Once the inertia valve is open, the mass 570 will remain there until the compression stroke is finished and the shock begins to rebound. After compression, the spring 561a moves the valve body 561 toward the piston 540, closing the port 563. During rebound, fluid is forced through the port 559 and past the shim 555 into the pocket 577 between the inertia valve mass 570 and the flange 547. The flow of fluid through the port 559 and into the pocket 577 under pressure moves the inertia valve mass 570 toward the piston 540 until magnetic attraction between the inertia valve mass 570 and the ring 565 causes the valve mass 570 to be captured in the closed position once again by the magnetic attraction.
It can be seen that the inertia valve mass 570, being maintained in the closed position by magnetism, can be configured to remain open during the entire compression stroke rather than returning to the closed position prematurely as it would tend to do if a coil spring were used to maintain closure. The use of magnetism further permits return of the inertia valve mass to be accomplished by the force of rebound so that the function of the shock is consistent and predictable regardless of the speed, magnitude or frequency of compressions.
In the alternative shock absorber damper 610 of
The spring 661 urges the shim 662 in sealing contact against the piston 640, thereby blocking or severely restricting oil flow through the ports 645 below a threshold of hydraulic pressure in the compression chamber 620. The shim 662 thus serves as an orifice blocker of the valve. The bias force closing the valve is not magnetic attraction, as in the embodiment of
As the spring 661 is compressed during displacement of the shim 662 away from the closed position shown in

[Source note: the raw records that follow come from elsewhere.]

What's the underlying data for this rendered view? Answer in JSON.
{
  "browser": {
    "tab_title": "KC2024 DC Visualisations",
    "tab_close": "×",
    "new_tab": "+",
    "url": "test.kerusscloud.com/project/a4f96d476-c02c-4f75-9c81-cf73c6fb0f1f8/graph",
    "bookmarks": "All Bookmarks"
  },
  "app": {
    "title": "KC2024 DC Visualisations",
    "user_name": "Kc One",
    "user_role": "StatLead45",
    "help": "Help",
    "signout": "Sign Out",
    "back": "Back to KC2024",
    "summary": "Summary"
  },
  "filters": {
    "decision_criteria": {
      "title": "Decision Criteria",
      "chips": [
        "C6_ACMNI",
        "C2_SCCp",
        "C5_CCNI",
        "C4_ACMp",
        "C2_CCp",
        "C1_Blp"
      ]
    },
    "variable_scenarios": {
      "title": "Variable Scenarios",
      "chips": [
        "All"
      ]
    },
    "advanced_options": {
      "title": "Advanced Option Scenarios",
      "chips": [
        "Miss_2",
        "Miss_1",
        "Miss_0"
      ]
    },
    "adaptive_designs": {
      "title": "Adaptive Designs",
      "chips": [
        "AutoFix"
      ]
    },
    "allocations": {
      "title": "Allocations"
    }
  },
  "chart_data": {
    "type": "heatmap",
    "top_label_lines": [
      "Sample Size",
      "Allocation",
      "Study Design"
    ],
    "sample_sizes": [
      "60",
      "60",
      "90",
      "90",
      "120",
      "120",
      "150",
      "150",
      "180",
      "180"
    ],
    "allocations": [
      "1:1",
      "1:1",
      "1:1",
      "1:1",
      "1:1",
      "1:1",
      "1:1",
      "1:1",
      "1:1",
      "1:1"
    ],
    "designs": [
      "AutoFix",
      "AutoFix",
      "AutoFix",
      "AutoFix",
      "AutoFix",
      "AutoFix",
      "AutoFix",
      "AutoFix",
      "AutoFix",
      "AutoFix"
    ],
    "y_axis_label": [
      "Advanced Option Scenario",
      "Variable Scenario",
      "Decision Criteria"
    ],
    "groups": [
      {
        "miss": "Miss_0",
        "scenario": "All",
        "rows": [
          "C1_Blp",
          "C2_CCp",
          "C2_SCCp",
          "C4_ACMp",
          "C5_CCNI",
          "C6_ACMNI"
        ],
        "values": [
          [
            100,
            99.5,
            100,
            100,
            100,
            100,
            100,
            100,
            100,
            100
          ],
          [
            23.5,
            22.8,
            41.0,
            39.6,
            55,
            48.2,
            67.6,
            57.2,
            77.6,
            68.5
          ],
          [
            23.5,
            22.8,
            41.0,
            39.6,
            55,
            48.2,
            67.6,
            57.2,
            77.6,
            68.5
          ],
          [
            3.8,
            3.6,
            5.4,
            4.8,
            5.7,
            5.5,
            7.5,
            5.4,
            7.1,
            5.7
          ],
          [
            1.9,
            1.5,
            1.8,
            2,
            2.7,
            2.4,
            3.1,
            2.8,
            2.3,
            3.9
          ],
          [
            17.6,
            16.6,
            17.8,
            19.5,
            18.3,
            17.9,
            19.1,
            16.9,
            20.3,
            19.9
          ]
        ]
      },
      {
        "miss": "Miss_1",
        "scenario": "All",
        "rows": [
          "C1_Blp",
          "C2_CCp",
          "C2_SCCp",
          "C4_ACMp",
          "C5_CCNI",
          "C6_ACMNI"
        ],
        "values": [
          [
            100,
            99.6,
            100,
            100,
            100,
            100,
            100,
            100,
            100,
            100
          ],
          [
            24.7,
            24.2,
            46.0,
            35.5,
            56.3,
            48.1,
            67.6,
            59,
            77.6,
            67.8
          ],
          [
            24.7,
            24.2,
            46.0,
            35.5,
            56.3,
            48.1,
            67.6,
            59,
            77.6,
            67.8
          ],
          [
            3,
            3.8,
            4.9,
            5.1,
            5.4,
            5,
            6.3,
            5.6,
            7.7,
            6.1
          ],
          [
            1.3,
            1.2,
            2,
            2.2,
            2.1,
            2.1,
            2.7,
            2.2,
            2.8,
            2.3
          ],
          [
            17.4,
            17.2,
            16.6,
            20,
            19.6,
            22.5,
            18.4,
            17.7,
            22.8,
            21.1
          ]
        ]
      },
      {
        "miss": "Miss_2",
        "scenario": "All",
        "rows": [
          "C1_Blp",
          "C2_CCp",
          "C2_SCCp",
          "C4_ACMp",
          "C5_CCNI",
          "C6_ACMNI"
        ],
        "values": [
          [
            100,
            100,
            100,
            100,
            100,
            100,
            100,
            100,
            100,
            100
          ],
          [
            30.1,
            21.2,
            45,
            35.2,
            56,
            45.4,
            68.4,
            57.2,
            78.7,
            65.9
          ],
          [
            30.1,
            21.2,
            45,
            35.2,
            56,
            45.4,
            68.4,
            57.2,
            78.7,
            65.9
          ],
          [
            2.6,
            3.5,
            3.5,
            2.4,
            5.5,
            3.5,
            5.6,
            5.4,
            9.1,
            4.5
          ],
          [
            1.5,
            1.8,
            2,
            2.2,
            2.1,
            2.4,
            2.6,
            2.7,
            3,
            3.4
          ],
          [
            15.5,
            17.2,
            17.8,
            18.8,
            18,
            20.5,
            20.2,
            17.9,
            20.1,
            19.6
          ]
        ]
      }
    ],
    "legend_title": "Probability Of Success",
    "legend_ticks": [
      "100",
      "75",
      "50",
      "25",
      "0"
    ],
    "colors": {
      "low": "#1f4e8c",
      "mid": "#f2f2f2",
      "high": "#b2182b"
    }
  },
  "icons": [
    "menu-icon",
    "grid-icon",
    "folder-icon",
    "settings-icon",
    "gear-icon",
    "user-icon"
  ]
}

Magnetic attraction between the shim 662 and the magnetic sleeve 649 urges the shim 662 toward the open position and opposes the bias force of the coil spring 661. As the shim 662 is displaced away from the piston 640 and closer to the sleeve 649, the magnetic attraction increases, thereby effectively mitigating or canceling, depending upon the amount of magnetic attraction and the characteristics of the attraction, the increase in valve-closing force due to the spring 661. This allows the fluid to flow through the ports 645 for a relatively longer time during compression, which diminishes the transference of motion to the vehicle as the bump is traversed.
The velocity at which the piston rod 614 can re-extend after compression is governed by the rate at which oil can flow from the rebound chamber 630 into the hollow cavity 632 of the piston rod 614, through the orifice 635 of the piston 640, past the valve ball 658 (as the closing pressure of the valve spring 657 is overcome), and through the ports 645 into the compression chamber 620. As in the device of
While certain preferred embodiments of the present invention have been disclosed in detail, it is to be understood that various modifications may be adopted without departing from the spirit of the invention or scope of the following claims.